Two major therapy bots on the market are Woebot and Wysa. Both bots follow a well-structured pre-defined flow of conversation based on CBT. It behaves predictably since they do not attempt to understand what the user inputs. The bots do most of the talking. While this approach is robust, it is up to the user to take the bot seriously and think carefully about the prompts or not. Another characteristic of these bots is that one conversation cycle is quite long, hence it is targeted towards people who are seeking for help, rather than casual users hoping for a brief conversation. With the aid of Natural Language Understanding, Soothey focuses on being a good listener rather than being a speaker, so that users can express and digest their thoughts and feel that they are appreciated.
One of the main advantages of our chat bot platform is the integrated service we offer.

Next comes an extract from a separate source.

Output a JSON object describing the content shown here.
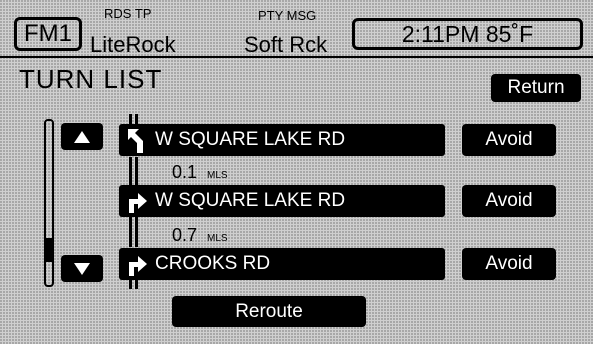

By narrowing down the target audience to students, we were able to focus on student-specific needs, and design the platform so that it could easily integrate into existing welfare and peer support systems within universities and colleges.
One of our goals is to increase the mental capacity of Soothey by providing a larger training data set. We plan to devise a way to classify a larger corpus of entries into response categories. This will enable Soothey to deliver a more sophisticated and lively responses.
Another useful feature of Soothey will be to automatically produce a diary from the chat record. One element of CBT is to keep a thought diary so that patients could easily keep track on their thought patterns and experiences. Since Soothey is focused on asking daily occurrences and emotions of users, this would be straightforward to integrate. Integrating with Soothey’s ability to detect and classify emotions, we could keep track of daily emotions by displaying them as a graph. This would require user login or Facebook authentication, so some users may be cautious to use this feature due to privacy concerns.
Through partnerships with student organisations we can also address specific needs that can be programmed into Soothey. For example, our chat bot can be set up to provide specific advice on academic matters or give specific contact details for counselling.
Additionally, we believe it will be worthwhile to develop the Soothey character into an animation. Soothey will be able to respond not only with text messages but also with funny emoticons of itself. This will assist in raising awareness of our chat bot and will make it more fun to use.